Just the mention of the word “mass transit” is enough to either send you to the next paragraph — or to click away. Yep, it’s that divisive.
“Mass transit can be a surprisingly contentious topic for Americans,” says Jon Tarleton, the head of transportation marketing at Vaisala, a Finnish company that develops environmental and industrial measurement products.
On one side, there’s a small but growing group of devoted passengers who love the perks of riding the train or bus, including saving money and avoiding traffic. On the other, there’s a far larger set of travelers who would rather stay home than give up the freedom of their own vehicle.
A majority of Americans drive to work in their own car. Only 21% take a bus, followed by subway (9%) and train (8%), according to a recent survey by Citi ThankYou Premier. Commuters take an average of 45 minutes and spend approximately $10 per day getting to work.
The riders have a lot going for them. The train often costs less, is more practical and it’s great for the environment. Drivers make equally valid points about flexibility and convenience. Sometimes the math works in their favor, too.

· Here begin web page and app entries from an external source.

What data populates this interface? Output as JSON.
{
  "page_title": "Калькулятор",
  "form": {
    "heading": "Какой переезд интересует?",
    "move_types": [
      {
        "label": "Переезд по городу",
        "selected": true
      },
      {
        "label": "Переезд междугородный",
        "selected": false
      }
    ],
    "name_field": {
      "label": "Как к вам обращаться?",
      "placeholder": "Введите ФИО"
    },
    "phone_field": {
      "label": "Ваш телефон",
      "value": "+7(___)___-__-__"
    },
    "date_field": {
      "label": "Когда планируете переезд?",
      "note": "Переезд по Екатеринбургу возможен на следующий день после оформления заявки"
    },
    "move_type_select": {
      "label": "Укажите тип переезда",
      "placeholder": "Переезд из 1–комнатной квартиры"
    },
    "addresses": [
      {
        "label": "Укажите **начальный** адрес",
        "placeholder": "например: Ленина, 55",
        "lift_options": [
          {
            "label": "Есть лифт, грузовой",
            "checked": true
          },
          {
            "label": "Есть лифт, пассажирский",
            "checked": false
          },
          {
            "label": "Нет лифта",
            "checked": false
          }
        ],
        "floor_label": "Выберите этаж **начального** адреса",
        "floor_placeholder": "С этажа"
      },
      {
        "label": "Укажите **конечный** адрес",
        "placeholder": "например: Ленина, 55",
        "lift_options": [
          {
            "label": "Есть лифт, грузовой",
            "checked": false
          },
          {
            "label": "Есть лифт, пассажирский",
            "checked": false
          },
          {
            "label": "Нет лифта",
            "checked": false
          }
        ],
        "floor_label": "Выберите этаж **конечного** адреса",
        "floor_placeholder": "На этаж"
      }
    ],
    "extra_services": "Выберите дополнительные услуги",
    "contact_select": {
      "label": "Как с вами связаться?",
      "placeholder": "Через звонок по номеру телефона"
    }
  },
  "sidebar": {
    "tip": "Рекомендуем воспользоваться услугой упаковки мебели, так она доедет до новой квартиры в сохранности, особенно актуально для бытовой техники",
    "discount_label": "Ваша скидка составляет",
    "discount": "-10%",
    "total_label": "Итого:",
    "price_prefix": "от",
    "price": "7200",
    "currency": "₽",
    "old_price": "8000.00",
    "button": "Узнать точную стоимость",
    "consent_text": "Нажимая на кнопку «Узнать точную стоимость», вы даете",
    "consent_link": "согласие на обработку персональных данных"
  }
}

People who ride mass transit save an average of $771 per month, according to a recent survey by the American Public Transportation Association (APTA), a trade group (see box). Although they don’t have related numbers for leisure travel, it’s a safe bet that at least as many people drive when traveling for leisure, if not more.
But I felt torn the last time I visited Washington with my family. I found a Blue Line Metro station two short blocks away from where we were staying, but the math and the train schedules didn’t align for my family of five. Instead, we fought traffic in our SUV and paid for parking.
Renee Flowers, who was raised in D.C. and rode the Metro as a child also wanted to do so as an adult, but she says “parking became impossible at the stations in the suburbs, and the trains became so unreliable that I decided to drive.” The decision lengthened each workday by three hours, says Flowers, who now works for a hospitality marketing company in Charleston, S.C.
Even in places where it makes a lot of sense to take the train, travelers tell me they’d rather not. “If I can, I drive into New York,” admits Nancy Hassel, who runs a membership organization in Babylon, NY. “Is there traffic to get there? Yes, but not always – and most times it is just in the same congested places you can expect. But I am in my own car, not depending on if the train is late, or if there are electrical problems.”
I suspect most Americans feel a lot like Wayne Schoeneberg, which is to say, they’d use more mass transit if they could.
“When I go to cities that have it, I use it as my primary means of transportation — places like New York, Paris or London,” says Schoeneberg, a life coach “Sadly, I live in St. Louis, where mass transit is an afterthought. Trains in the Midwest are abysmal. The routes, schedules and service are all sub par.”
Michael Brein doesn’t buy our excuses. He’s the author of a series of guidebooks that advise tourists how to use mass transit, and before he started writing them, he heard all the reasons why we don’t ride, including mine about the math. His favorite one? When he was researching the edition on Los Angeles, the naysayers said the city was just too spread out and that visiting without a car “couldn’t be done.”
“Turns out that in a huge, sprawling metropolis such as LA, you can easily and comfortably get to the top 50 visitor attractions using LA’s, Red Line subway as well as the other color light rail lines, and express buses,” says Brein. “There is no cheaper way.”
The conflict between drivers and riders exists because the solution isn’t easy. But here it is, nonetheless: Our buses, trains and subways will never be first-rate until they become a priority, and they won’t become a priority until we stop making excuses. It could take a generation or more, but as Simon Tam, who works for the nonprofit Oregon Environmental Council, notes, it is happening.
“A new generation of Americans is slowly shifting their opinions,” he says.
OK — I’m ready to give the Blue Line one more try.
How to overcome mass-transit phobia
Do your homework.
The first step is always the hardest. “To figure out how and where to take a bus or train, just go to the public transit system’s website,” advises Michael Melaniphy, APTA’s president. “Look for a section on trip planning, schedules, and fares. I think you will be surprised how much information is available and how it can be personalized for your travel needs.”
Consider the benefits.
Using public transportation means you have more time to do things you enjoy. Instead of being stuck in a traffic jam, you can read a book, text or email, or even take a nap, according to mass transit advocates. Plus, there’s often no better way of seeing a new city.
Download an app.
New apps like Moovit have demystified the ridership experience. They let you know the precise location of the train station or bus stop and can even tell you when the next subway is scheduled to arrive. No more guessing.